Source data
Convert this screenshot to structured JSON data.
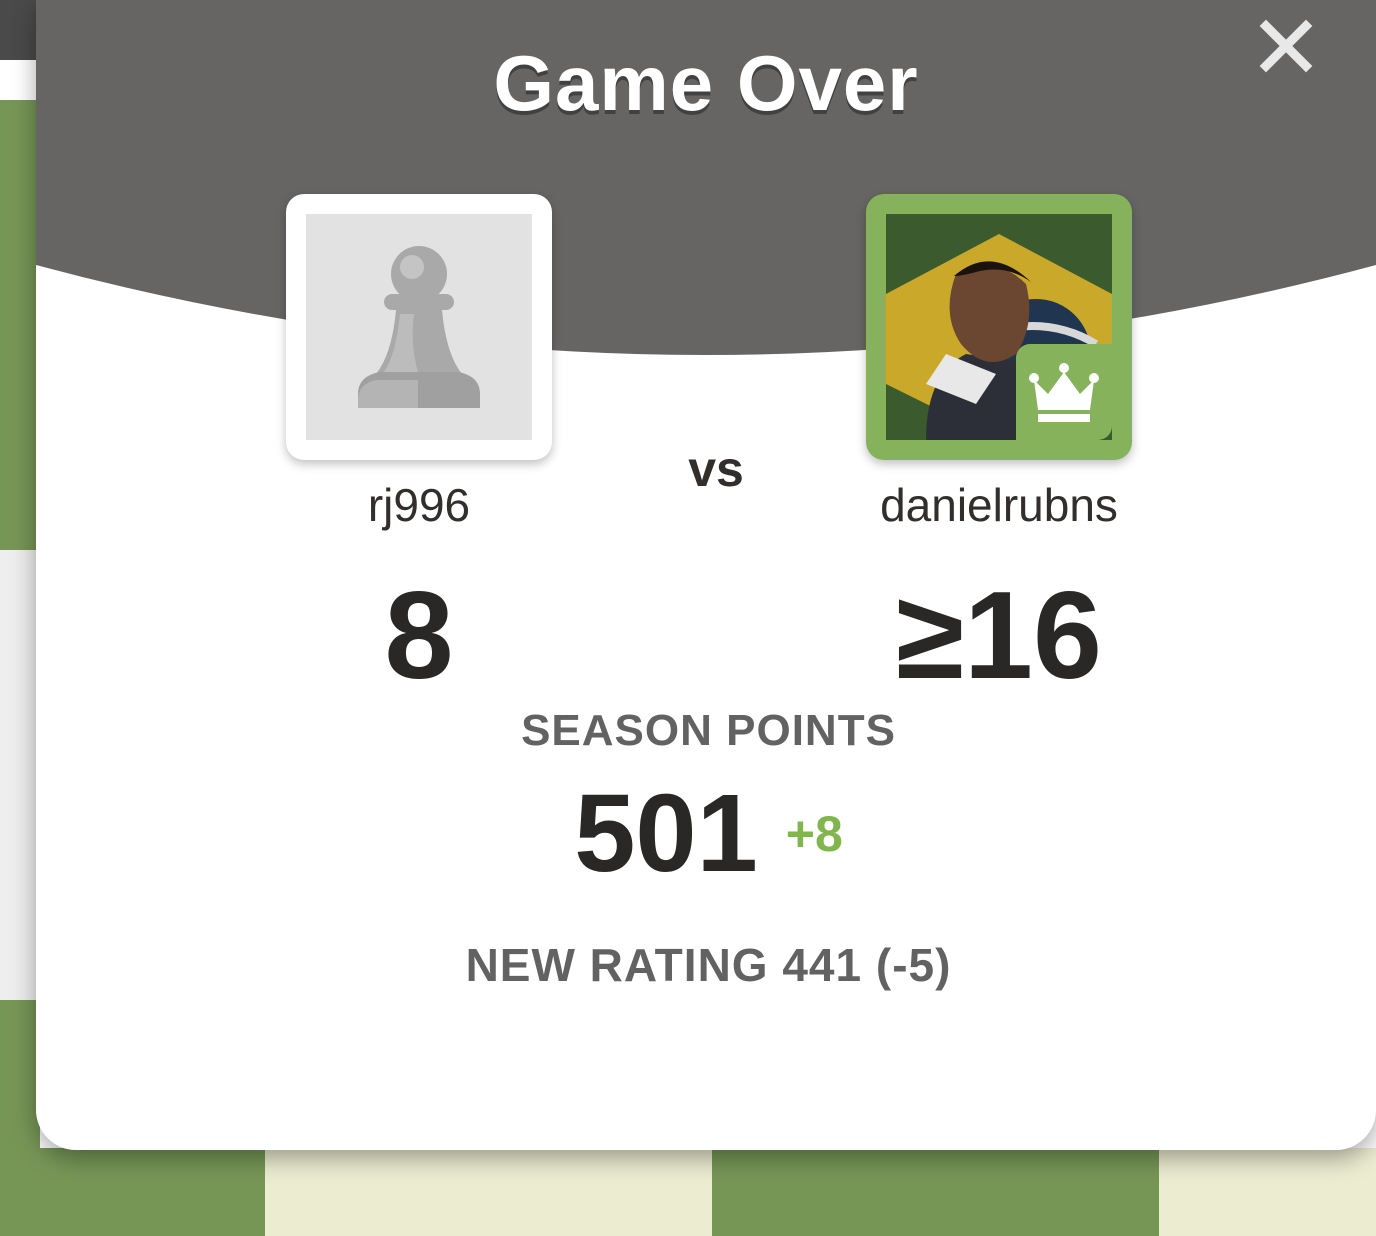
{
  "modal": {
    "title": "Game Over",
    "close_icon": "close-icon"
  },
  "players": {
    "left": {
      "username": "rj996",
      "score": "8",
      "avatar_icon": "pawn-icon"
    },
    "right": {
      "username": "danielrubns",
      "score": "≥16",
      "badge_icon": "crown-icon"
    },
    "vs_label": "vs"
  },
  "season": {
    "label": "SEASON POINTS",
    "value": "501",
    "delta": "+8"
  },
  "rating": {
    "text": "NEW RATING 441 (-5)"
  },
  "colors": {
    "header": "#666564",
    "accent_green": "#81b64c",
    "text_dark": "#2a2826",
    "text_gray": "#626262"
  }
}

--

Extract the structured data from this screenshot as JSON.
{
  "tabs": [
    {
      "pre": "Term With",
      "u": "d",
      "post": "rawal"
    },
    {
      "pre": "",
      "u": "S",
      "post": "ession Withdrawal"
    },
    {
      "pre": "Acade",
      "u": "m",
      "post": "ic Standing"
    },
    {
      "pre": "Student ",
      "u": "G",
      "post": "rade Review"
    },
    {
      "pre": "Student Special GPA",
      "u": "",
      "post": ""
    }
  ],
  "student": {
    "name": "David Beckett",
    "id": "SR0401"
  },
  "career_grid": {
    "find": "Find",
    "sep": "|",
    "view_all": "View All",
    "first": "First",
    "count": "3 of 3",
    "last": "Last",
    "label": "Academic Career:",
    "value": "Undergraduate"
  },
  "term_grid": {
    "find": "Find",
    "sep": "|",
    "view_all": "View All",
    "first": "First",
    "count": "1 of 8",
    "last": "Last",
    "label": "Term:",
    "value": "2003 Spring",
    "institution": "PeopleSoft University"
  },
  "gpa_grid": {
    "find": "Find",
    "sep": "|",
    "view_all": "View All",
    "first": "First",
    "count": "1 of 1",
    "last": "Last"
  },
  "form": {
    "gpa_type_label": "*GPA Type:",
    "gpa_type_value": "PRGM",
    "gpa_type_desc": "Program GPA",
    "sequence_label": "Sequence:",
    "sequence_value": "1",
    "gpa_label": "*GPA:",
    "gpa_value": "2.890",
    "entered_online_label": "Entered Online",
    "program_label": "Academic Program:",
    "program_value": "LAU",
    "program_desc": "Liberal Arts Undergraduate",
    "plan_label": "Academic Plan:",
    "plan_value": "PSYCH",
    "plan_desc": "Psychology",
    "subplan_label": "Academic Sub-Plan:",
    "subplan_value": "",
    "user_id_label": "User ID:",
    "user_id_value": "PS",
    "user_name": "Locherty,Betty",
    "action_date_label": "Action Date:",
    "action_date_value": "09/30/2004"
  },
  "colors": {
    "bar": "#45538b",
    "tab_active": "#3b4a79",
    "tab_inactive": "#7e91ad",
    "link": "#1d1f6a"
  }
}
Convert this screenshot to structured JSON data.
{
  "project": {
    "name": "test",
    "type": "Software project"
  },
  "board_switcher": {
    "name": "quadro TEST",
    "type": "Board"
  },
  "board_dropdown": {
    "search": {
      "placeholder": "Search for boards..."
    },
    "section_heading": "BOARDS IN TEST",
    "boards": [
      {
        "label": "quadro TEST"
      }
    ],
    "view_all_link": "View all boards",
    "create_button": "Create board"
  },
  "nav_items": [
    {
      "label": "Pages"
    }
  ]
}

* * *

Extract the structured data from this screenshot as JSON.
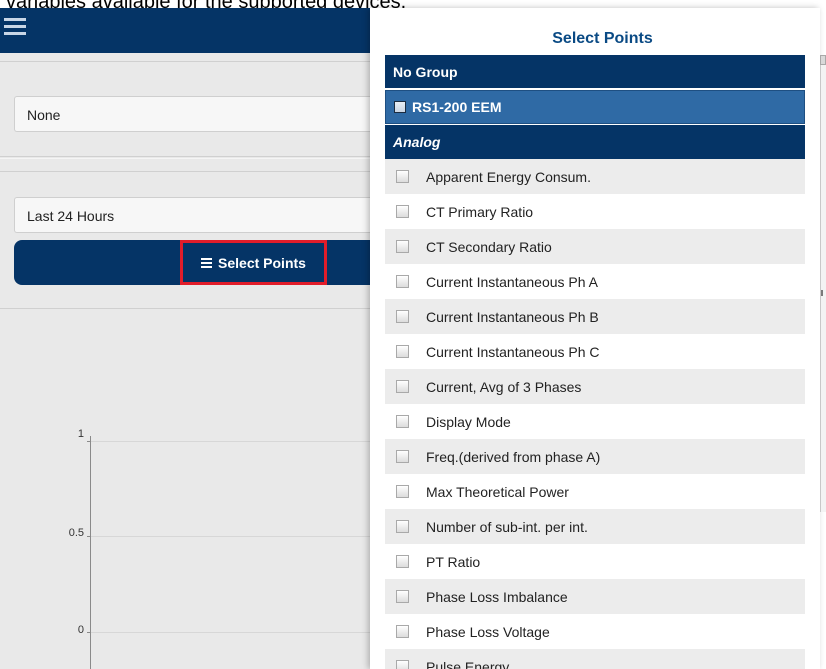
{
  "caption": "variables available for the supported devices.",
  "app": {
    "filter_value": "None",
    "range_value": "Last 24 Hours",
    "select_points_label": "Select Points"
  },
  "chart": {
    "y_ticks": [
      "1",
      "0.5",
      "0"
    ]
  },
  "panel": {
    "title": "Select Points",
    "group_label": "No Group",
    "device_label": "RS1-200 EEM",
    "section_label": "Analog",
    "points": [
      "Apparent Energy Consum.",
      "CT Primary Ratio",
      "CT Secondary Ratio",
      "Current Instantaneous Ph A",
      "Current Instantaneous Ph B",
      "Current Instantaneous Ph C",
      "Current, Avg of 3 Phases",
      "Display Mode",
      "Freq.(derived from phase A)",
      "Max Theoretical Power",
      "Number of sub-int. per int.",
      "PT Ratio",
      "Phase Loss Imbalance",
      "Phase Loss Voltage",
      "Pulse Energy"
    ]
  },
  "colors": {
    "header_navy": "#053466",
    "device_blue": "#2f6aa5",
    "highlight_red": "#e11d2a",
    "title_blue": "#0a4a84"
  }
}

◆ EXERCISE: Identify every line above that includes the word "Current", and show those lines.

◆ ANSWER TO THIS EXERCISE:
      "Current Instantaneous Ph A",
      "Current Instantaneous Ph B",
      "Current Instantaneous Ph C",
      "Current, Avg of 3 Phases",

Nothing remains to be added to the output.